Faith and Water: Translating words into action
Water and Faith day participants walk through central Stockholm after the public showcase. Photo: Albin Hillert/WCC
By Albin Hillert*
“Water is a gift of God, a gift of creation, and it is necessary for survival,” said World Council of Churches (WCC) general secretary Rev. Dr Olav Fykse Tveit, introducing through a video message a World Water Week public showcase on “Water and Faith: Acting in Partnership to achieve SDG 6” in Stockholm, Sweden.
“We are called to be stewards of the resources of this world,” Tveit added. “Water is to be preserved, taken care of, and shared.”
“There are three basic objectives as we come together today,” continued Dinesh Suna, coordinator of the WCC-Ecumenical Water Network (WCC-EWN), “to recognize the contributions of faith communities in work for clean water and sanitation for all, to build stronger alliances between different sectors, and to build a stronger platform for concrete action together.”
“The issue of water is a justice issue, and the WCC-EWN sees it as such,” said Bishop Arnold Temple, chairperson of the WCC-EWN, and added, “so what we do and say here, is to call on all to speak up for water.”
Katarina Veem, director of the Swedish Water House, reflected on the challenges of addressing climate issues in general, and flagged water as a key entry-point for strong collaboration between various sectors.
“Climate change is felt and noticed and experienced through water first and foremost”, said Veem, noting simply that it’s “too much, too little or too dirty.”
Veem then added, “It’s often very difficult to talk about climate perspectives, but when we can talk about water, it becomes real for everyone.”
Faith not just about words, but translating them into action
Mufti Mohammad Zoubi, Mufti of Amman, Jordan, reflected on the challenge of securing access to clean water and sanitation in a context where water is already scarce at the outset.

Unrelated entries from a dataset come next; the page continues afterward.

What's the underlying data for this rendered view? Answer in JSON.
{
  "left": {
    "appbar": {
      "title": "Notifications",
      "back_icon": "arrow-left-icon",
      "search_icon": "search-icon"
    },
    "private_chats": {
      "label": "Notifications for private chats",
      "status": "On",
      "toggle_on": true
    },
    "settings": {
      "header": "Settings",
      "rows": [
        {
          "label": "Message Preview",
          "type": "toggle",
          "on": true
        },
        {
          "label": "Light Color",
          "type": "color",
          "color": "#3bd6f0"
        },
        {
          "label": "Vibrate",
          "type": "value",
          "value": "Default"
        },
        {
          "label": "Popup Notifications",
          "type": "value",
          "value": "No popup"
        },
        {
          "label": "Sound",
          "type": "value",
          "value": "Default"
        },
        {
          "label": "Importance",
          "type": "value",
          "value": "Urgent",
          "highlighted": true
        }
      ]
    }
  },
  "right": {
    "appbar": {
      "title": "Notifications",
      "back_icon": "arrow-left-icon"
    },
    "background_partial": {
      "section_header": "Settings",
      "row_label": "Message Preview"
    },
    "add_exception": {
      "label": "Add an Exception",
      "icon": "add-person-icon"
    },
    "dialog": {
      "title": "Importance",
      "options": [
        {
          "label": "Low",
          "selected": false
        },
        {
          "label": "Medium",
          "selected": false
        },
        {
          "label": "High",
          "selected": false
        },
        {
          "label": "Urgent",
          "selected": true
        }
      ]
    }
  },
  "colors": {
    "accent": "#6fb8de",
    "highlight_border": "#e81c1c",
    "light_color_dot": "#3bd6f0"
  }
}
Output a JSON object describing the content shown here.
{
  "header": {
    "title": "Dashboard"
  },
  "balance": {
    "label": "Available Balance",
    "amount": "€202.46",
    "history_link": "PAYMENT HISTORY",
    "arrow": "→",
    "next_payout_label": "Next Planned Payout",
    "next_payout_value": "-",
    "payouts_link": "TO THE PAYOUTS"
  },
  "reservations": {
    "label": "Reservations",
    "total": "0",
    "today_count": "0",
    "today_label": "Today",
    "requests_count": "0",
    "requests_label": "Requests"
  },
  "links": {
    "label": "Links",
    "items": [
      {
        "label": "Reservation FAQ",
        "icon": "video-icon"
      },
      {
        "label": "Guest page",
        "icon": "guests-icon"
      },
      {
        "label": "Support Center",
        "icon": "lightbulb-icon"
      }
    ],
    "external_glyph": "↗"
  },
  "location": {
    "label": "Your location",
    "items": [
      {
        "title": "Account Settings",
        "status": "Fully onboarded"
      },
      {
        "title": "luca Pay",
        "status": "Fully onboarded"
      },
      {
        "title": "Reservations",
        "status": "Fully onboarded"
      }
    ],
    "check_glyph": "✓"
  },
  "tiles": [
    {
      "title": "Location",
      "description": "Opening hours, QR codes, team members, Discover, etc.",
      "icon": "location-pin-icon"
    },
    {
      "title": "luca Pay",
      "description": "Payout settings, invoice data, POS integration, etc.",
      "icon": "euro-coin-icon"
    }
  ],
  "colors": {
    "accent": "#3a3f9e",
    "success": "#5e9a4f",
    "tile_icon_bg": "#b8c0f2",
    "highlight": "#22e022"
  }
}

For us, the Mufti said, “taking care of water is both a religious duty and a societal responsibility.”
“In this world we are like passengers on the same ship,” added the Mufti. “How we deal with water, it affects us all, so we have to maintain and safekeep this gift.”
“Faith is not just about words,” the Mufti then stressed, “but most importantly about what you believe and how it translates into your actions. What we teach as religious communities is closely adhered to, and therefore it is our duty as people of faith to move from theory and words to practicalities and action.”
“In speaking up for water, we speak up for God, and we save lives,” Bishop Temple concurred.
Reflecting on the outcomes of the day, Suna then noted two very concrete items.
“The WCC and other faith-based organizations have now been encouraged by the UNESCO World Water Assessment Programme’s director to submit reports and data for consideration in the next report on progress towards SDG 6,” said Suna, and added, “and we also see discussions today about establishing a Swedish water cluster, to consist of the Swedish Water House, Church of Sweden and other faith-based organizations in Sweden.”
The “Water and Faith” day is organized by the Stockholm International Water Institute, Global Water Partnership, World Council of Churches, Swedish Institute Alexandria, Church of Sweden, and Deutsche Gesellschaft für Internationale Zusammenarbeit GmbH (GIZ).
*Albin Hillert is communication officer at the World Council of Churches